The Master is not a happy, feel-good movie. The subject matter is challenging, and many audience members have been dumbfounded by it. I saw it during its original theatrical run (as I do every Paul Thomas Anderson film), and left the theater deep in thought, not quite sure how to process the experience I'd just had. After watching the film again for the purposes of this review, I feel that I "get it" now. As with the best movies, The Master is a piece of art that rewards introspection. It demands to be analyzed and discussed; a popcorn film this isn't.
The fact that The Master also contains the three best performances this year (only Daniel Day Lewis in Lincoln even comes close) is merely gravy. Although if anyone can explain to me how a film can get Oscar nominations for all three of its lead actors (Phoenix, Hoffman, and Adams), while the writer/director gets snubbed, I'd be grateful.
Enough about the movie! What about the blu-ray?
Lovingly shot in 65mm by cinematographer Mihai Malaimare Jr., The Master positively glows on blu-ray. With muted colors and a pastel-tinted pallet, Paul Thomas Anderson succeeds in exposing the seedy underside of Normal Rockwell's America, when soldiers returning from World War II were expected to keep their mouths shut about their tramautic experiences, or be dismissed as unmanly. A few dark scenes aboard Dodd's boat lack the visual gloss of the rest of the film, but I can attest that these scenes look exactly the way I remember them from the theater, and do not reflect a flaw in the blu-ray encoding.

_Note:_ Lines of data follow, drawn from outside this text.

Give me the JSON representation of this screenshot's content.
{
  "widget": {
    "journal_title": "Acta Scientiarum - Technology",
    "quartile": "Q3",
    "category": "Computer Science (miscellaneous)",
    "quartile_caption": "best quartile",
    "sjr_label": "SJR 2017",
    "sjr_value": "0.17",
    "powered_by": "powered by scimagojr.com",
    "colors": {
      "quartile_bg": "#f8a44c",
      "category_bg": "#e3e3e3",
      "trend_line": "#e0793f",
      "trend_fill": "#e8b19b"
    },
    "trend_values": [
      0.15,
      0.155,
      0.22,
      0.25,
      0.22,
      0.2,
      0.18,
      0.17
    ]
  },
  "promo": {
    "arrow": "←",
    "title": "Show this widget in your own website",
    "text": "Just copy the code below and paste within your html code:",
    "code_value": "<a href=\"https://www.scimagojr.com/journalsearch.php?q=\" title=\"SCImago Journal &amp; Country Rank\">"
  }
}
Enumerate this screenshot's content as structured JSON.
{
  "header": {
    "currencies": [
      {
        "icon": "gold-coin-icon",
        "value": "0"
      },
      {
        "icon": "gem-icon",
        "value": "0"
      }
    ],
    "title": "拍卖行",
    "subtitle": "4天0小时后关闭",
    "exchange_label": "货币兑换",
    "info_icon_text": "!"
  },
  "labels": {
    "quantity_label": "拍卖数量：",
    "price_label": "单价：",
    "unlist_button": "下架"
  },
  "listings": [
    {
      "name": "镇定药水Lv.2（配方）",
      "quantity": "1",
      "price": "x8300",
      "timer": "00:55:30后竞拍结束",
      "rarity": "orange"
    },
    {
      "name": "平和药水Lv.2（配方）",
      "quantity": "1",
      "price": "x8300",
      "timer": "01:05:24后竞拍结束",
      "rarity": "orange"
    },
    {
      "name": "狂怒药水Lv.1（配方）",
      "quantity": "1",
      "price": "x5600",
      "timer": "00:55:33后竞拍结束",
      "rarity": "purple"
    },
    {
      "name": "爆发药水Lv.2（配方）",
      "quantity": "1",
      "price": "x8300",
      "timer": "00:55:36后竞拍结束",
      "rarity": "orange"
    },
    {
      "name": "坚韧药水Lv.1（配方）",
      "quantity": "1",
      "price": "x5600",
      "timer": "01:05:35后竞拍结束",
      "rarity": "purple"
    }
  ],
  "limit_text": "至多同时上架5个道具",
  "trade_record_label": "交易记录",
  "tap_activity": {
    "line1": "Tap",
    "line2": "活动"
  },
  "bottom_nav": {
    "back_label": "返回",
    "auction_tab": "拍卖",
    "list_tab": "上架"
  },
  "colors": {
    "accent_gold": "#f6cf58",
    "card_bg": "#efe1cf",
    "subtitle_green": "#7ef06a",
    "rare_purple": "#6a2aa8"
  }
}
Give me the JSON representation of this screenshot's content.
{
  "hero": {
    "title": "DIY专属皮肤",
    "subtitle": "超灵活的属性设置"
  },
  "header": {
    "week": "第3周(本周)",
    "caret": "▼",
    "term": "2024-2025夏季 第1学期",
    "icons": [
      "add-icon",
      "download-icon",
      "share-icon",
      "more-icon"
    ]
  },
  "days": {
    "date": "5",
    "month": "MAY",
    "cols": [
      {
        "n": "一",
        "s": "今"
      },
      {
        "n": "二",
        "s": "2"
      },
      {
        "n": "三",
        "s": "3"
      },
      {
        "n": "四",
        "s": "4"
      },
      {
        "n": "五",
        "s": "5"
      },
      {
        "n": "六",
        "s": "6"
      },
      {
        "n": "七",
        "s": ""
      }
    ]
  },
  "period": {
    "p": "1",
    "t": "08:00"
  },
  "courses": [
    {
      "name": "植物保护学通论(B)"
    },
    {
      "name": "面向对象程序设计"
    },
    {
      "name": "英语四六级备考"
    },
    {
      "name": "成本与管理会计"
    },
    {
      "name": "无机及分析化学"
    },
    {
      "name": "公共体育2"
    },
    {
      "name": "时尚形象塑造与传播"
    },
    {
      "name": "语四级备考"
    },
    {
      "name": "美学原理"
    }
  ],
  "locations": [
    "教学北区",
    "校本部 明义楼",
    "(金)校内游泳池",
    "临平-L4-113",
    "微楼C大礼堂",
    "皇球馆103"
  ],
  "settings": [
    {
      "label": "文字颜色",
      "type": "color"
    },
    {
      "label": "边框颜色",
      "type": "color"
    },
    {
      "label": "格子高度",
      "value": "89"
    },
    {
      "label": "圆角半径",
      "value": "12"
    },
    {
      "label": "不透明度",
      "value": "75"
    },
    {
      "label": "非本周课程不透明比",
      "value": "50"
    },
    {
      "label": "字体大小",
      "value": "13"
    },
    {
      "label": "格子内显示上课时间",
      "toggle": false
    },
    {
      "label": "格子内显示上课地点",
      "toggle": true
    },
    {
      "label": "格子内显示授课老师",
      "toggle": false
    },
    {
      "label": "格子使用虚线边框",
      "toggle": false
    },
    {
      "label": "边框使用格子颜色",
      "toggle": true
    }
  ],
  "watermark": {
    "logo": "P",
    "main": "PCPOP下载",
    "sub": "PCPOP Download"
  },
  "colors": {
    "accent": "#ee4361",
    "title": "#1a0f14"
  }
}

The Master is presented in a 1080p anamorphic widescreen (1.85:1) transfer, while the sole audio track is English DTS 5.1 HD. Considering the film is extremely dialogue intensive, I found the DTS track to be serviceable, if slightly underwhelming. Due to Phoenix's mush-mouthed style of delivery, I often found him difficult to understand. (I had no such problems with any other character, nor do I remember encountering this problem in the theater.) Although the film does not contain an abundance of music, Jonny Greenwood's score is loud, clear, and powerful in the scenes that employ it.
Optional English and Spanish subtitles are provided. Color bars are also offered, for users wishing to calibrate their television before viewing the film.
Special features include 20 minutes of deleted scenes and outtakes (all scored by Jonny Greenwood), a trailer gallery (including a whopping *9* teasers and trailers for the movie), 8 minutes of (often very funny) behind the scenes footage, and, best of all, a copy of Let There Be Light, the celebrated 1946 documentary about the problems faced by returning World War II vets. The documentary was directed by John Huston (The Maltese Falcon, The African Queen) and remains a fascinating portrait of a delicate issue. Regrettably, the video and audio presentation of the documentary is less than stellar, but the content more than makes up for it.
A DVD version is also included, along with a download code for an iTunes digital copy, neither of which I sampled.
The Master hits blu-ray on February 26, 2013. Amazon currently has the disc available for pre-order here.